Springer should correct his erroneous view from “hindsight” as to what actually happened in radical circles in North America after 1969. We were a very diverse group, free to be radical in any way we wanted. The written record is much more biased initially to Marxism and anti-imperialism (reflecting understandable preoccupations with the Vietnam War), for reasons I have already stated, and the voices of women and minority groups often had difficulty being heard even though there was no specific hegemonic faction (as opposed to influential individuals). The idea that I “solidified what Folke had considered obligatory” (Springer, 2014: 250) is way off the mark. There was a brief period in the late 1970s when many geographers explored the Marxist alongside other radical options. But by 1982, when I published Limits to Capital (a book I had worked on for nearly ten years), that was pretty much all over. By 1987 I was venting my frustrations at the widespread rejection of Marxist theoretical perspectives. “Three myths in search of a reality in urban studies,” published in Society and Space , was greeted with strong criticism from both friends and foes alike. In retrospect the piece looks all too accurate in what it foretold.

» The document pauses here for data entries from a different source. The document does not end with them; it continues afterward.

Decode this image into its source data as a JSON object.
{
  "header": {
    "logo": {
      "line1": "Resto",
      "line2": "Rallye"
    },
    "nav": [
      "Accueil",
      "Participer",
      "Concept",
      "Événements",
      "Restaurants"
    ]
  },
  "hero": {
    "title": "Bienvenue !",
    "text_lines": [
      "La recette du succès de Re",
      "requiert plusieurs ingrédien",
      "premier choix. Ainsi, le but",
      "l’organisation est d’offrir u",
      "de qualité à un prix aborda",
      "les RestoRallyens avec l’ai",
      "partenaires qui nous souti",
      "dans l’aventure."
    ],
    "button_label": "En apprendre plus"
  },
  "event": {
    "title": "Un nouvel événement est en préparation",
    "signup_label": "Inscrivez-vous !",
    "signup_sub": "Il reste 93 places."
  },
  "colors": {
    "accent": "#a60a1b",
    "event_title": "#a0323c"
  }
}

The infuriating thing is that I think there might be. We could write articles acknowledging that certain conversations can exacerbate crippling guilt and self-loathing, particularly for people with anxiety, depression, or other mental illnesses that make them fixate on their own perceived worthlessness. We could really, truly, not-just-lip-service integrate concern for those people into our activism. We could acknowledge how common this experience is and have resources to help people. We could stop misidentifying anguish as entitlement, and stop acting like anguish that does have entitlement at its root is deserved or desirable or hilarious.